Dental erosion is the natural result of wear-and-tear. Your teeth experience a lot of friction that wears down their outer coating each day. Good oral hygiene protects your teeth from long-term damage by removing any traces of sugar, acid, and plaque from their surfaces.
On the other hand, poor oral hygiene can accelerate the effects of friction on the tooth and cause teeth to break down. When the damage is extensive, you should have Teeth in a Day® in Plantation dental implants installed as soon as possible to save the broken tooth and prevent the spread of tooth decay.
Are My Everyday Habits Leading to Dental Erosion?
Aside from poor oral hygiene, some of your daily habits contribute to the onset of tooth decay. These habits include:
Drinking too many soft drinks and fruit juices
Soda and fruit juices contain high amounts of sugar and citric acid. These two substances stick to the tooth’s enamel and provide a fertile breeding ground for bacteria. Beneficial conditions let these microorganisms dig into the hard shell and create cavities that lead to infection.
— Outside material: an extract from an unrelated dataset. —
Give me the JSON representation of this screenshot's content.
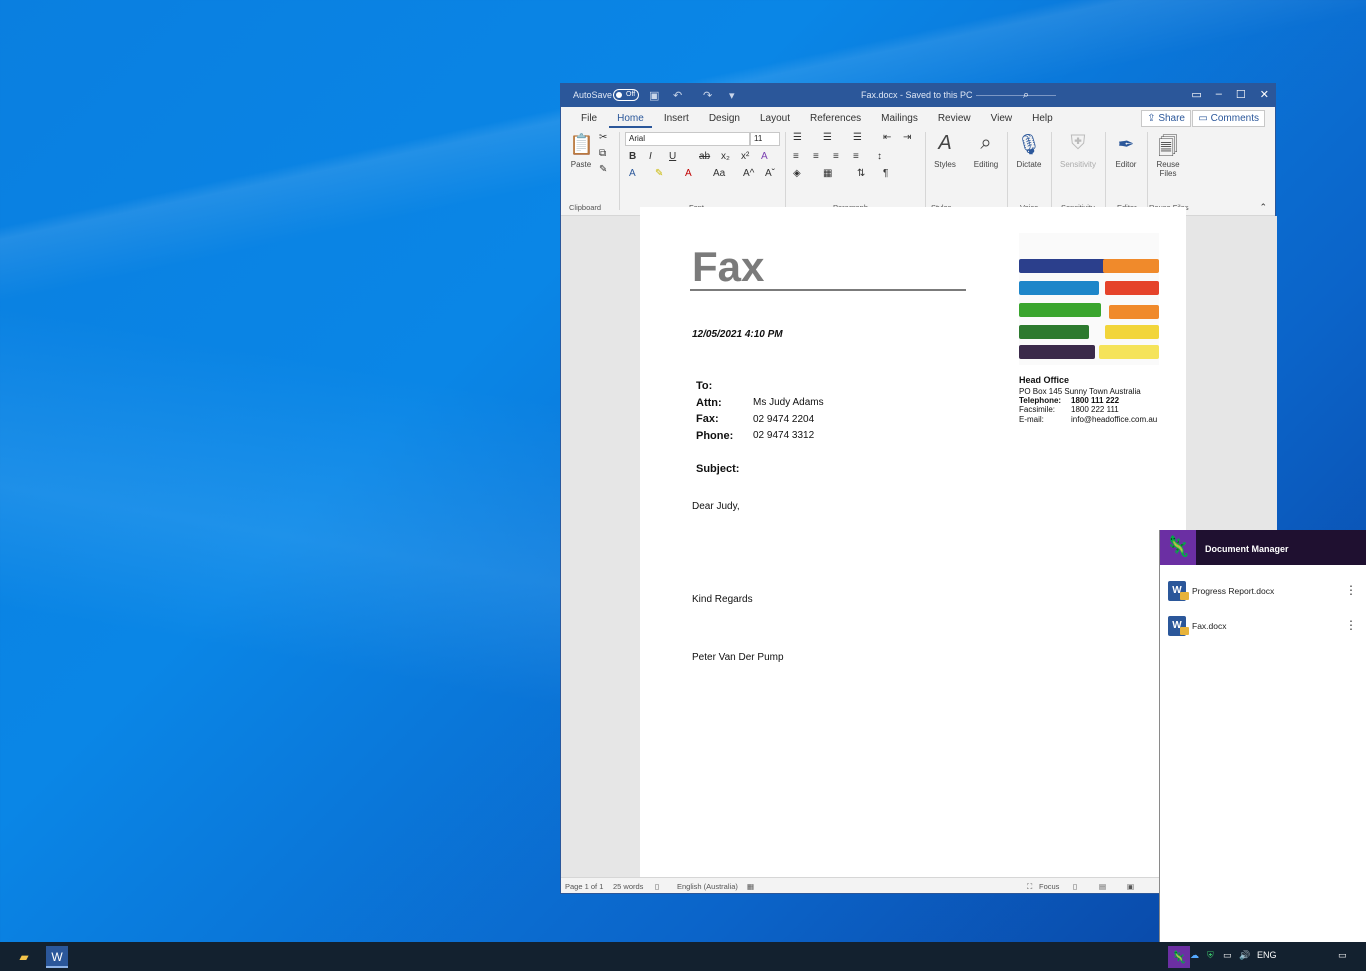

Aside from being sugary and acidic, too many alcoholic drinks can also induce vomiting. Regurgitating the stomach’s content can spill stomach acids all over the teeth. These acids add to the damage already inflicted by the sugary and acidic substances from the drinks.
Not drinking enough water
Keeping the mouth hydrated optimizes saliva production. Your saliva contains enzymes that balance pH levels in your mouth and cleanses the teeth of residues.
Acid reflux disease and other gastrointestinal ailments also cause frequent vomiting, making the mouth acidic. Anxiety and stress can develop into habits like teeth grinding that thins down the enamel.
Symptoms of Dental Erosion
Dental erosion is a gradual process and may take some time to develop into a severe condition. However, you should feel some symptoms that indicate its onset. These signals include:
- Hypersensitivity in teeth
- Cracked enamel
- Yellow teeth
- Clear appearance in teeth
Fractures usually signify that tooth decay is at its advanced stages. Your dentist may recommend crowns, oral surgery, or replacing the damaged teeth with Teeth in a Day® implant.
Do You Want to Know More About Teeth in a Day® Plantation Implants?
We would be more than happy to address your inquiries about the Teeth in a Day® implant. Call us now and book an appointment with one of our dentists.